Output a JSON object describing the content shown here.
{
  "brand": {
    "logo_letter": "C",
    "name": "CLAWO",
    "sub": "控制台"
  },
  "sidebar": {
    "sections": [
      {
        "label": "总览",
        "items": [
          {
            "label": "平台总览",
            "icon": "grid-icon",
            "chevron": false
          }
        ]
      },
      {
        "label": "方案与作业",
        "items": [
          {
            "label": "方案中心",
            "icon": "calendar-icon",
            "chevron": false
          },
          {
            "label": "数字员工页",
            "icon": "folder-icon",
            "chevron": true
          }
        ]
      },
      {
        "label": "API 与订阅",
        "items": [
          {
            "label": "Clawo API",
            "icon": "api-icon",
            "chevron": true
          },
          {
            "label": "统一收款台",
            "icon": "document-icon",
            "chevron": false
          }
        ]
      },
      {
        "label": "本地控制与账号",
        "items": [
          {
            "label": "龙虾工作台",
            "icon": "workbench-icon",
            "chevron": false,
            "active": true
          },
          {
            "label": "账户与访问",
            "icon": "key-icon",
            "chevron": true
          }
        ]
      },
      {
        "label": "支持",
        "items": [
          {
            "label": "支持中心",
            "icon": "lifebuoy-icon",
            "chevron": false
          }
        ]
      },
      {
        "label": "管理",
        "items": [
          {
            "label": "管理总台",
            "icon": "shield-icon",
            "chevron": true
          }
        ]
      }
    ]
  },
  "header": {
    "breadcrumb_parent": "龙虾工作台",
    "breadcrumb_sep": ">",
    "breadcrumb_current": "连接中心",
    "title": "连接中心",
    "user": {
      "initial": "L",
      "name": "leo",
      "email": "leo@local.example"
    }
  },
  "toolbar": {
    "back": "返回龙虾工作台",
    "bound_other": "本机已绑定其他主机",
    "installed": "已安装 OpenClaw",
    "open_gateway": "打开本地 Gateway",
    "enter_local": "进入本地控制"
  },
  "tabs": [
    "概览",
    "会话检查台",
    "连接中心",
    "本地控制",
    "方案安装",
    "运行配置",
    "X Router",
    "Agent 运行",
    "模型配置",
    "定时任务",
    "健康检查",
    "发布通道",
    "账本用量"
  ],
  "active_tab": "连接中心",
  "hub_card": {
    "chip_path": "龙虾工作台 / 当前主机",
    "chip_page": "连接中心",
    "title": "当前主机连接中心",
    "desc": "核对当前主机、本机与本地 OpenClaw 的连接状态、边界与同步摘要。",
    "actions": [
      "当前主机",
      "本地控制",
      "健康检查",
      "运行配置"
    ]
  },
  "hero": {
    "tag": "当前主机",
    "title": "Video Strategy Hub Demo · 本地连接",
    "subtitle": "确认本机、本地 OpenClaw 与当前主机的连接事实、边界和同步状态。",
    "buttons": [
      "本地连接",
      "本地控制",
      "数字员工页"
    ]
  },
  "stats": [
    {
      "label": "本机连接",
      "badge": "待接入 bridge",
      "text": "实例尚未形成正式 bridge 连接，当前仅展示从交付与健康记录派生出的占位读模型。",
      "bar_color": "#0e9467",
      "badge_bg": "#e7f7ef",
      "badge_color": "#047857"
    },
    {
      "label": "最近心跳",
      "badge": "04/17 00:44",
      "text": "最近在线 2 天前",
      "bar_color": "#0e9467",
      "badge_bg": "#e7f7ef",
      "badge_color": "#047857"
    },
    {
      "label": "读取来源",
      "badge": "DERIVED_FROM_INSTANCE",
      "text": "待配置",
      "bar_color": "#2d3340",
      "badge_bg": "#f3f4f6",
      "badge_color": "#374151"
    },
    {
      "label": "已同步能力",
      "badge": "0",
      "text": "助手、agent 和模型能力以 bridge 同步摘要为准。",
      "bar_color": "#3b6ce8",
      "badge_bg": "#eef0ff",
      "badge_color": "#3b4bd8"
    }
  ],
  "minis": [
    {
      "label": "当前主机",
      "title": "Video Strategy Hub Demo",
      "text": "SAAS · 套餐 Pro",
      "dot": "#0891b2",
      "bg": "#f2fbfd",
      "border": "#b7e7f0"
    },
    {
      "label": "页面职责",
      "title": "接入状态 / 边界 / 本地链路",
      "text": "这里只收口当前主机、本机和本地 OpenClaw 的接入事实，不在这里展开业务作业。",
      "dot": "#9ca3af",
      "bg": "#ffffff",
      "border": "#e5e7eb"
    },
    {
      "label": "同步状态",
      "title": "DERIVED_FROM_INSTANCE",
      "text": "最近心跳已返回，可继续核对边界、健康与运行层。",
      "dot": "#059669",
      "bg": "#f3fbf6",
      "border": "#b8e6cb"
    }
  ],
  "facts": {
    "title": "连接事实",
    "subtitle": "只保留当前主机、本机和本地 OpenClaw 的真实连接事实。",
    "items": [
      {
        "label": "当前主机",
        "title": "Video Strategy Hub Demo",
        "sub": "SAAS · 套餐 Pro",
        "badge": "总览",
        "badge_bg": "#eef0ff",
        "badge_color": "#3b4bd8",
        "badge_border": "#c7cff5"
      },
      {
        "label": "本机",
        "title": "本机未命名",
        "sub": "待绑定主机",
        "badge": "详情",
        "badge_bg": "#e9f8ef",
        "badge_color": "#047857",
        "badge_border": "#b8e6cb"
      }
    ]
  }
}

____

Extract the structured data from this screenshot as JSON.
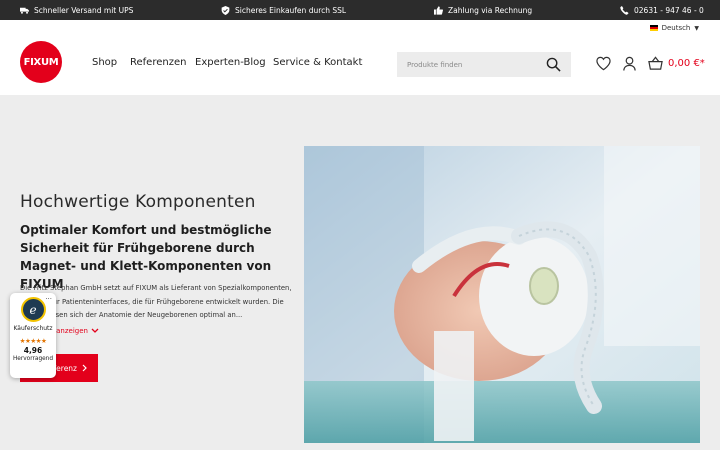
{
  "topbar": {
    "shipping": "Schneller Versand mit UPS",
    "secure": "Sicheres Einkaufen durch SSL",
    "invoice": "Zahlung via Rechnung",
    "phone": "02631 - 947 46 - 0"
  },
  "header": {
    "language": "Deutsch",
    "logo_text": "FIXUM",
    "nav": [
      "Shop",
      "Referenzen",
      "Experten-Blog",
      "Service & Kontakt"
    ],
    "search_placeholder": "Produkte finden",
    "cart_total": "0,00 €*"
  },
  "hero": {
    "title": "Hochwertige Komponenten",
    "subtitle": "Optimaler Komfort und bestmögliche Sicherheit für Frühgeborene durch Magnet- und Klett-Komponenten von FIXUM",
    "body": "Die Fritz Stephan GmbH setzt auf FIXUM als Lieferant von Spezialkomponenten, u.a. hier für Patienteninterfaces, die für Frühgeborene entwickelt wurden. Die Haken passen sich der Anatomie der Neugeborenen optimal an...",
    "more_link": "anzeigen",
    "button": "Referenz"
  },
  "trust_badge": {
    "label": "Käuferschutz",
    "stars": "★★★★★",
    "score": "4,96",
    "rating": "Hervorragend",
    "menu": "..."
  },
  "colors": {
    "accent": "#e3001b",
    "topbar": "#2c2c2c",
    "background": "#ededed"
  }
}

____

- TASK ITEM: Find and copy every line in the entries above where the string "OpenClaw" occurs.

- WRITTEN RESPONSE:
    "installed": "已安装 OpenClaw",
    "desc": "核对当前主机、本机与本地 OpenClaw 的连接状态、边界与同步摘要。",
    "subtitle": "确认本机、本地 OpenClaw 与当前主机的连接事实、边界和同步状态。",
      "text": "这里只收口当前主机、本机和本地 OpenClaw 的接入事实，不在这里展开业务作业。",
    "subtitle": "只保留当前主机、本机和本地 OpenClaw 的真实连接事实。",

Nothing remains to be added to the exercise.